A promising creative manuscript is the key to a successful MFA program application. But, as the admissions committee reads applications, they know they are selecting more than good writers: they are also selecting members of the program community.
Your personal statement plays a critical role in showing the admissions committee who you are and how you’d fit into that community. So, how best to tackle it?
Kyle G. Dargan is the director of the MFA program in creative writing at AU, and he has read stacks of personal statements over the years. Below, he offers his top four tips for crafting a personal statement that stands out.
Advice from Kyle G. Dargan:
Tip #1: Tell us what or who you are currently reading or have read in the past. How has your reading influenced what you are attempting to, or what you want to, write?
Writers are readers first and foremost. One comes to an MFA program seeking a literary community, and one of the clearest ways of assessing what kind of literary community member an applicant will be is to get a sense of how and why she or he reads. Don’t worry if you have not read “the classics.” We aren’t interested in assembling a group of budding writers who have all read the same canon. We want to know what sincerely inspires and challenges you as a unique voice.
Tip #2: Articulate what it is that you want to do with the MFA degree.
An MFA is not a plug-and-play degree with a select set of professional outcomes. The opportunities are wide open, but one needs to be proactive about curating an MFA experience that will lead to opportunities to satisfy her or his own interests (as well as earning a living to support one’s writing). Even if your plans are not firm, throwing out some ideas will help us develop a sense of how we can guide you and allow us to begin considering you for certain opportunities.
Tip #3. Avoid telling us about how you’ve wanted to be a novelist since you were three years old (which many applicants actually do).
Even if you’re being sincere, telling us about your kindergarten stories and poems won’t particularly endear us to your application. You are likely a much different person now than you were as a child. We are particularly interested in what is bringing you to apply for an MFA at this point in time. That may, of course, include some of your personal history, but tell us what specifically is motivating you at this moment.
Tip #4. Convey that you know us.
We’re becoming familiar with your work via your writing sample. You should consider taking some time to familiarize yourself with our faculty—specifically those writers with whom you want to, or will likely be, in workshop.
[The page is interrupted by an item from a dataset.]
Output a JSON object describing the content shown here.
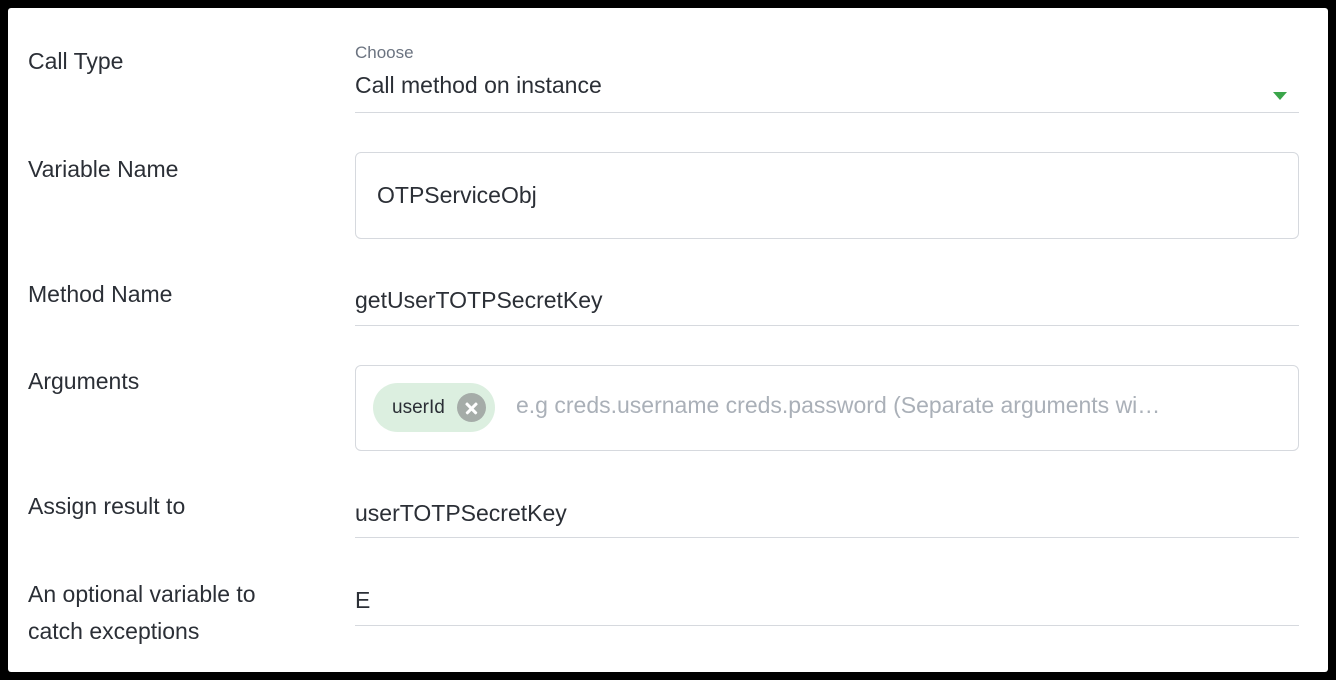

We want to know that you want to work with us. One’s experiences in writing workshops are very sensitive to the dynamic between the writer and the workshop leader. It helps to be familiar with the work of an MFA program’s faculty.
Ready to tell us about yourself? Get started with your application for the MFA Creative Writing Program at American University.